=== PROBLEM TO WORK ON ===
In the data below, which lines hold "icon"? Copy every one.

=== RECORD SET ===
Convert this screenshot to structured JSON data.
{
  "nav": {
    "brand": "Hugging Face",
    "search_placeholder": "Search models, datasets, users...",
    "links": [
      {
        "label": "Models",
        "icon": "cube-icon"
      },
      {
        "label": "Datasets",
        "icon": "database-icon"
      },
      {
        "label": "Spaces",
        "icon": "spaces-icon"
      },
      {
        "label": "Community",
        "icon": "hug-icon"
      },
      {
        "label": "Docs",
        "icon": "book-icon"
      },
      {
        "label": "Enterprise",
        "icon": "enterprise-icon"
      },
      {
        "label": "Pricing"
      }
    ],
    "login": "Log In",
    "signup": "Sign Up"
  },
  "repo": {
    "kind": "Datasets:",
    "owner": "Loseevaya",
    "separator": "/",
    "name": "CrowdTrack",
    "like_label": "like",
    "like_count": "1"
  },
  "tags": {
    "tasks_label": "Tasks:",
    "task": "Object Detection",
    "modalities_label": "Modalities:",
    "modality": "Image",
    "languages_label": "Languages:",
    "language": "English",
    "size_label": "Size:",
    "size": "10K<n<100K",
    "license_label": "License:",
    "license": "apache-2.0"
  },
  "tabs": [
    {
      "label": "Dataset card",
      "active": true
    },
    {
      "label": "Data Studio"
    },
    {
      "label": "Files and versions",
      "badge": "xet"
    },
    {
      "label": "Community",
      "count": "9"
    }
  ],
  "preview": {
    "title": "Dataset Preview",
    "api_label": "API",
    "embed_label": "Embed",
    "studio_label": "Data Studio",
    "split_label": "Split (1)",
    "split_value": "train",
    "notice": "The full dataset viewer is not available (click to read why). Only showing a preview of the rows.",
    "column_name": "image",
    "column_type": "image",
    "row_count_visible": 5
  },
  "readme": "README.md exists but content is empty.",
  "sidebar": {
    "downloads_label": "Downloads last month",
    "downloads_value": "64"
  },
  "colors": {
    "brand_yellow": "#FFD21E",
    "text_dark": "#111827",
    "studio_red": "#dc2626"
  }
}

=== WRITTEN ANSWER ===
        "icon": "cube-icon"
        "icon": "database-icon"
        "icon": "spaces-icon"
        "icon": "hug-icon"
        "icon": "book-icon"
        "icon": "enterprise-icon"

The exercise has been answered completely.